What needs to be done – Counting task for the data below: how many lines hold the word "Εκτέλεση"? Answer with the number only.

Records from a dataset
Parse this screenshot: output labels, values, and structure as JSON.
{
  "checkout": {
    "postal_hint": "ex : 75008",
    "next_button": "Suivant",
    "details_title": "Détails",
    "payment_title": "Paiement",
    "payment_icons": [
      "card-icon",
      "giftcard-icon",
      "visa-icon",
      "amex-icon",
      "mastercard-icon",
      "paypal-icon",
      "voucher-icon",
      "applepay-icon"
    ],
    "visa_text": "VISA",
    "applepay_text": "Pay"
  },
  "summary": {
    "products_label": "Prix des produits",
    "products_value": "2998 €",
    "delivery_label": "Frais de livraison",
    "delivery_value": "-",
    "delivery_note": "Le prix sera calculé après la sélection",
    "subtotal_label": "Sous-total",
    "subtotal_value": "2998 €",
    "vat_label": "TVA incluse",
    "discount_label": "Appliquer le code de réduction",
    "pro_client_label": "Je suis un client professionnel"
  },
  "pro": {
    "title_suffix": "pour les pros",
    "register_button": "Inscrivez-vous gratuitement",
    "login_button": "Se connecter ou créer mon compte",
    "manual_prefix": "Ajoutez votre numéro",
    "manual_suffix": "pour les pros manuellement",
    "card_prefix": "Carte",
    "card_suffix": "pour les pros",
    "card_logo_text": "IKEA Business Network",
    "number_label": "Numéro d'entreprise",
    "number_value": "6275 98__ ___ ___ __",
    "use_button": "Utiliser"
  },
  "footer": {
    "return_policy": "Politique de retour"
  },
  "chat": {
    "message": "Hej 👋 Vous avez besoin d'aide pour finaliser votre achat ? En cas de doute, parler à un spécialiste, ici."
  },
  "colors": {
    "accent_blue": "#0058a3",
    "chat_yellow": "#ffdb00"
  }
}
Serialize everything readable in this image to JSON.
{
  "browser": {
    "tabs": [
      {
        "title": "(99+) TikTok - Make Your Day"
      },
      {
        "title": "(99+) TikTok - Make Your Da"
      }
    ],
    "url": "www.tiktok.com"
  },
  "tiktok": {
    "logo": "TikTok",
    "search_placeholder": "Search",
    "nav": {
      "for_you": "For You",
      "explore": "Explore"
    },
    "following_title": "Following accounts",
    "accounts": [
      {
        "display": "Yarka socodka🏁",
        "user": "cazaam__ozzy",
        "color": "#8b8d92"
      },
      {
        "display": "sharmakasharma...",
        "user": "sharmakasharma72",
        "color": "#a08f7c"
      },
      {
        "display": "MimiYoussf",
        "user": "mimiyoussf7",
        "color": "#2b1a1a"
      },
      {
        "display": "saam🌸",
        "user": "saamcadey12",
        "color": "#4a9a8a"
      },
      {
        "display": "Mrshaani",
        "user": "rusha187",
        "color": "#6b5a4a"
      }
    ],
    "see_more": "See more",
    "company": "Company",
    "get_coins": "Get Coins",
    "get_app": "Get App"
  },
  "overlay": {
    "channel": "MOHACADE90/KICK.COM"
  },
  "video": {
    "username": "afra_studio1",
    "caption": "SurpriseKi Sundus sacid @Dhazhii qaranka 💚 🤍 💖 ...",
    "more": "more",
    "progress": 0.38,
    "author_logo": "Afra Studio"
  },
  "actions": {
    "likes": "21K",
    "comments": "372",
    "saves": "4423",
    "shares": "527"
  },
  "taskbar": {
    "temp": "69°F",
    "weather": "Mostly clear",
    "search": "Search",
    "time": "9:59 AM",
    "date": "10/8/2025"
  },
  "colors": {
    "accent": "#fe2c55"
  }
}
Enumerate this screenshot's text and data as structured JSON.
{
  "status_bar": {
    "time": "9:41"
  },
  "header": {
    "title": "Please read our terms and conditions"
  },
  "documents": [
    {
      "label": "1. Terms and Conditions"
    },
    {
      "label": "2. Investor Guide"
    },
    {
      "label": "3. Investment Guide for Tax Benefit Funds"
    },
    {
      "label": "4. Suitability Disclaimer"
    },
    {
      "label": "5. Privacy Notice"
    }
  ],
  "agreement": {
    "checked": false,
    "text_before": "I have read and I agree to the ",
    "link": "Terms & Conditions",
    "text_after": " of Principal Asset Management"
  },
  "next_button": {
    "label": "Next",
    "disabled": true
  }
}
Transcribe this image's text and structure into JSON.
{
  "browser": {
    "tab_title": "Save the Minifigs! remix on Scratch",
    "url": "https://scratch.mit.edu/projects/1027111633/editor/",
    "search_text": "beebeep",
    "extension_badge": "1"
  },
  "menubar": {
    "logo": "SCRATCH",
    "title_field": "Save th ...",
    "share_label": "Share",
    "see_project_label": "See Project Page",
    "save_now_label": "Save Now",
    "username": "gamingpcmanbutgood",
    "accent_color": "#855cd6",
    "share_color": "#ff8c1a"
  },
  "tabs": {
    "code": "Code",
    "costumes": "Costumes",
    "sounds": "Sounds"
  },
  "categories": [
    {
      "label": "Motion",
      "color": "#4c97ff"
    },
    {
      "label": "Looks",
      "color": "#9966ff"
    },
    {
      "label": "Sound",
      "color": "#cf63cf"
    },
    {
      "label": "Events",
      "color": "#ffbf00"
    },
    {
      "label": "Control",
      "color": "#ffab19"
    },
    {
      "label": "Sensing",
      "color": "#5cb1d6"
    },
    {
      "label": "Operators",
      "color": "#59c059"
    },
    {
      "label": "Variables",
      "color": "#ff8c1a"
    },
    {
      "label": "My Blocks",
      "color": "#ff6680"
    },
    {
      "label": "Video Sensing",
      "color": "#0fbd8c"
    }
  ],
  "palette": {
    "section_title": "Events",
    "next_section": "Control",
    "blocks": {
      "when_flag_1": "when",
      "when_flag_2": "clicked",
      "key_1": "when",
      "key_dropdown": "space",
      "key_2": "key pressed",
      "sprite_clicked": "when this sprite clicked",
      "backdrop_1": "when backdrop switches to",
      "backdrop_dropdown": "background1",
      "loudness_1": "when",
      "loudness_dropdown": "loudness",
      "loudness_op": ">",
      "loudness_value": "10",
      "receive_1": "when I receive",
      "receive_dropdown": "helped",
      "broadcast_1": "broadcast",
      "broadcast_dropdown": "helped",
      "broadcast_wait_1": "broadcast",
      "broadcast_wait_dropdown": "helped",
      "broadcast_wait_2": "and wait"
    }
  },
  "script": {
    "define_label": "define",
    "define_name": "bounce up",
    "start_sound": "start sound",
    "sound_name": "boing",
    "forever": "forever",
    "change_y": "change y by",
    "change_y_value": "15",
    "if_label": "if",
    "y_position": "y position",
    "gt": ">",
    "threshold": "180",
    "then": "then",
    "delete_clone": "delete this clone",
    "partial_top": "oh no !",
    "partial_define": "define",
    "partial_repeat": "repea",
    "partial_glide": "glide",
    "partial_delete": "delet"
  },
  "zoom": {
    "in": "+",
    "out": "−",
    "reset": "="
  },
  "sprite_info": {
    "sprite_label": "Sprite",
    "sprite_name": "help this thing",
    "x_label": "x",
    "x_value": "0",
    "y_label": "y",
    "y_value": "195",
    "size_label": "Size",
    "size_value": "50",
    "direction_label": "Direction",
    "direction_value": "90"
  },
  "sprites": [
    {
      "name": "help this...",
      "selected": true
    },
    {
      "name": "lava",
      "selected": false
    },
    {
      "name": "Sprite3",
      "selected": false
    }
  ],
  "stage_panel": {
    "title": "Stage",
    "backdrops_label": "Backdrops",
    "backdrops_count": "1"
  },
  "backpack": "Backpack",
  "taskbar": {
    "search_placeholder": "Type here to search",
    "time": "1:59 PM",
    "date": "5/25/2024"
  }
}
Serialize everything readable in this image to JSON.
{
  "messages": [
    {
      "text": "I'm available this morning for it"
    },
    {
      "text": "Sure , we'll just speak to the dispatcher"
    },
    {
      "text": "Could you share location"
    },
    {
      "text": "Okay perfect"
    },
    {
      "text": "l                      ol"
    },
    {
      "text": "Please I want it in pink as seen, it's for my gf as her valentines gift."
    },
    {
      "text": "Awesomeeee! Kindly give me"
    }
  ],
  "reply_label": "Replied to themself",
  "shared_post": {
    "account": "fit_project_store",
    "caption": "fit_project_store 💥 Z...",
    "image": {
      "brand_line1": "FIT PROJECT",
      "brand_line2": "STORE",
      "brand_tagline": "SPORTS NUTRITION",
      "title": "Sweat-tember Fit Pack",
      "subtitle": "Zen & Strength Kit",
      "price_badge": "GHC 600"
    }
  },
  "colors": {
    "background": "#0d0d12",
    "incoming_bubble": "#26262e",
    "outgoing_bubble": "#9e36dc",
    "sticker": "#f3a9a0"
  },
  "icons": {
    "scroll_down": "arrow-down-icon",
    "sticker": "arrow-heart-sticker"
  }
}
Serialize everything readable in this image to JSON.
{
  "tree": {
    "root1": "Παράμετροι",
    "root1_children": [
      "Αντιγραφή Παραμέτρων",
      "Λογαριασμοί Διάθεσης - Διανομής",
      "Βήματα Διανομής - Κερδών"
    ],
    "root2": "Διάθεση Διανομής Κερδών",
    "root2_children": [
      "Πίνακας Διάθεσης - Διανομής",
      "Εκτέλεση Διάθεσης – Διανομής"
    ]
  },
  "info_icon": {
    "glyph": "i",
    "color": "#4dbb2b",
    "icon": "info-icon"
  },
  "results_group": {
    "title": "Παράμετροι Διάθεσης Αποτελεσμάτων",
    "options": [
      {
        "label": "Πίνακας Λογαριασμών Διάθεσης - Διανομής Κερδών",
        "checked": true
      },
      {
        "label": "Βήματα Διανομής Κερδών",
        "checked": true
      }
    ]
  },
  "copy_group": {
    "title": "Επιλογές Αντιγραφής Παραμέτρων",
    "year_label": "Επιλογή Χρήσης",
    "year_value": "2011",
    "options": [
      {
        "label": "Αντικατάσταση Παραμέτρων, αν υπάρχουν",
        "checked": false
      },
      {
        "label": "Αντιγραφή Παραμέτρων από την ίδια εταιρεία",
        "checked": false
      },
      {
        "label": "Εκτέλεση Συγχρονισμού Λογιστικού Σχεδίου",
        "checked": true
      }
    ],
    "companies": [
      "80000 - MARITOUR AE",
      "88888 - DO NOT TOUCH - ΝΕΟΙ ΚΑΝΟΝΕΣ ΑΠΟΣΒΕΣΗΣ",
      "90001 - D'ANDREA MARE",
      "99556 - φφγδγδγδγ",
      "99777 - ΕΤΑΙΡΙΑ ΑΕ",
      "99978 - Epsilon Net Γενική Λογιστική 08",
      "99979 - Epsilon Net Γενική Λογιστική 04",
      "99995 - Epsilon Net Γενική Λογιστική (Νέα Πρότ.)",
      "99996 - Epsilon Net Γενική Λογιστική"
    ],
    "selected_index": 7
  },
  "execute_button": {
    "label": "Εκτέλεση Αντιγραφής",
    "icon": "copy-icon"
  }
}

Written solution – 3